Inside the handsome Gothic-revival church by James Renwick in Ipswich, Massachusetts stands one of the most colorful early instruments of Charles Fisk. Opus 62 at Ascension Memorial Episcopal Church is a two-manual and pedal instrument of twenty-three stops and twenty-eight ranks.

The organ’s warm flute and foundation stops support both congregational singing and choral repertoire. Embracing the breadth of organ literature, the instrument speaks with a decidedly French accent, and is especially suited to the performance of repertoire from the French Classical period. The Trumpet and Clarion of the Great are inspired by the work of 18th century French builder François-Henri Clicqout. A complete jeu de tierce is available on the Great division, a luxury for a two-manual instrument. Finally, the thrilling grand jeux brings to life the music of François Couperin and his contemporaries.

Several stops are reconditioned from the preceding instrument, an early twentieth-century Hutchings. The Great Bourdon, Swell Open and Stopped Diapasons, and Pedal Flûte are seamlessly incorporated with the new Fisk stops.

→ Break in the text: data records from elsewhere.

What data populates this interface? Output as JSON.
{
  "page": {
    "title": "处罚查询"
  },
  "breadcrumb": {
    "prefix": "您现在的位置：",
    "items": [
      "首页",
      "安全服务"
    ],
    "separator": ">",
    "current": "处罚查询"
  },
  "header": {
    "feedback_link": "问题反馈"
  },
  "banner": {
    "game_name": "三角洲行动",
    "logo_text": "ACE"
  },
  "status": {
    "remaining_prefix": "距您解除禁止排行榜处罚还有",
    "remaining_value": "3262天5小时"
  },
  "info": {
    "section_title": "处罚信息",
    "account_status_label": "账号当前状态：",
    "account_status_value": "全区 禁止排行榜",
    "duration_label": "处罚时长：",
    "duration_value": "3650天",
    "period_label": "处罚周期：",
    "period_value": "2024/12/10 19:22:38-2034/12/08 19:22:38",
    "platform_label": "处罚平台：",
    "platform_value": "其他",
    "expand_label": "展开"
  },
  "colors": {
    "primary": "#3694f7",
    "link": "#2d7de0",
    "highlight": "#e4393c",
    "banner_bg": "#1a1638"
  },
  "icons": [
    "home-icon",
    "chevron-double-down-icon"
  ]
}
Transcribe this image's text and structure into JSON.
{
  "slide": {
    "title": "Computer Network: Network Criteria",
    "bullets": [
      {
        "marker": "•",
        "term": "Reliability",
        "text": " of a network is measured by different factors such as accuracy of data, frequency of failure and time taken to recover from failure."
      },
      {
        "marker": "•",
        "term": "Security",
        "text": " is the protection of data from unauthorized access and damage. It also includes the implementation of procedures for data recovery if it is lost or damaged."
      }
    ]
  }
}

Opus 62 is the first organ on which Charles Fisk experimented with historic temperaments, in this case Kirnberger III.

The visual design is based upon Opus 57 in Willimantic, Connecticut, but the Brustwerk is enlarged into a full Swell division with shutters incorporated into two large doors above the keydesk.

The organ was dedicated in December 1974 by André Isoir, titular organist of the abbey church of Saint-Germain-des-Prés in Paris.